How to make Greek Pita bread
 
Greek Pita Bread (adapted from about.com ) Prep Time: 2 hours 15 minutes Cook Time: 6 minutes per bread Total Time: 2.5 – 3 hours
Author:
Serves: 8
Ingredients
  • 1 sachet or 1 tablespoon instant dry yeast
  • 1 tablespoon of sugar
  • ½ cup of warm water
  • 4 cups of bread flour
  • 2 teaspoons of salt
  • 1 cup of warm water
  • 1 tablespoon of olive oil
Method
  1. In a large mixing bowl, add flour and make a well in the center. Add salt, sugar, yeast and water. Knead with hands for 10 minutes in the bowl (or 5 minutes if using a mixer. with dough attachment).
  2. Add olive oil and continue to knead until all the oil is absorbed. Shape into a ball in the bowl, cover, and place in a warm area to rise until doubled in volume, approximately 1½ to 2 hours. Punch down the dough and knead for 5 minutes more.
  3. Preheat oven to 350°F (175°C), and lightly oil baking sheets.
  4. Take pieces of dough slightly larger than an egg and roll out on a floured surface to a thickness of ⅜ to ¼ inch. (For larger or smaller pita bread pieces, take more or less dough). Prick the bread with a fork in several places (NOTE: If you want air pockets, omitthis step).
  5. Place on baking sheets and bake at 350°F (175°C) on the lowest oven rack for 2-3 minutes, then turn the pitas over and bake for another 2-3 minutes*. Remove from oven and place on a tray covered with a clean dishtowel, with another clean towel on top. When thoroughly cooled, pitas can be stored in plastic bags in the refrigerator, or frozen.
  6. Before using, brown in a lightly oiled frying pan for a few minutes until browned on both sides.
Notes
*The pricked pita dough will not puff up whereas the non-pricked one would – you need to roll the dough really thin if you want it to puff up. I actually prefer the thicker softer pricked pita but my boyfriend loves the thinner crunchier pita…It all depends on your preferences. Just experiment with the dough until you get it right. It's so much fun!

*I always make this bread when I have about 2.5 – 3 hours to kill. I used to make it between 3-6pm on a Saturday or Sunday when I have some free time.

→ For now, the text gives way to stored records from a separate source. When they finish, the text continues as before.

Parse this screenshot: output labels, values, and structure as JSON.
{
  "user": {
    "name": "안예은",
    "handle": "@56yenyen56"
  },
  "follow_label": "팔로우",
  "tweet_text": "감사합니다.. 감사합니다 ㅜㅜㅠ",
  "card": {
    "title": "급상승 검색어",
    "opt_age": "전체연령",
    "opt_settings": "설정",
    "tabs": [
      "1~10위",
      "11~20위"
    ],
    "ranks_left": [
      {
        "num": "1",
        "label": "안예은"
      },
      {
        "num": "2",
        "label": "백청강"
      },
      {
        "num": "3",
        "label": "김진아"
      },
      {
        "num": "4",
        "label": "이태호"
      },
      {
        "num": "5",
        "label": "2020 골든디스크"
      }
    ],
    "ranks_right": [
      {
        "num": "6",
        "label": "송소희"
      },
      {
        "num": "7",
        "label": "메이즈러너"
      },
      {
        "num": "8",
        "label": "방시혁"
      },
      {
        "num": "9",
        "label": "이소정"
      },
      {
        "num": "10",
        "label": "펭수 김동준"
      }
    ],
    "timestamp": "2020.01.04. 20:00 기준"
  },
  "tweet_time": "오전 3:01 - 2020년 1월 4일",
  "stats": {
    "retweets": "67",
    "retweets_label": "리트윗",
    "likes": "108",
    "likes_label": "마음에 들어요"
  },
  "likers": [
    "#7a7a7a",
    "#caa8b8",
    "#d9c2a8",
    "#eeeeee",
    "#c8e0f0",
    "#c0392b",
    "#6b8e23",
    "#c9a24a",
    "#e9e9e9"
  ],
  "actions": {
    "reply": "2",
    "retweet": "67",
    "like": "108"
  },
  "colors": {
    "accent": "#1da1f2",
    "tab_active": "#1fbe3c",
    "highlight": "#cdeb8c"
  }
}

*For winter, place the dough in the microwave to proof (i.e., when the dough rises or increases in size as the result of fermentation). Just place the bowl inside the microwave and keep the door closed. The microwave retains the humidity and the warm temperature created by the cloth very well. You’d be surprised how humid and warm the environment inside the microwave is after 1.5 to 2 hours.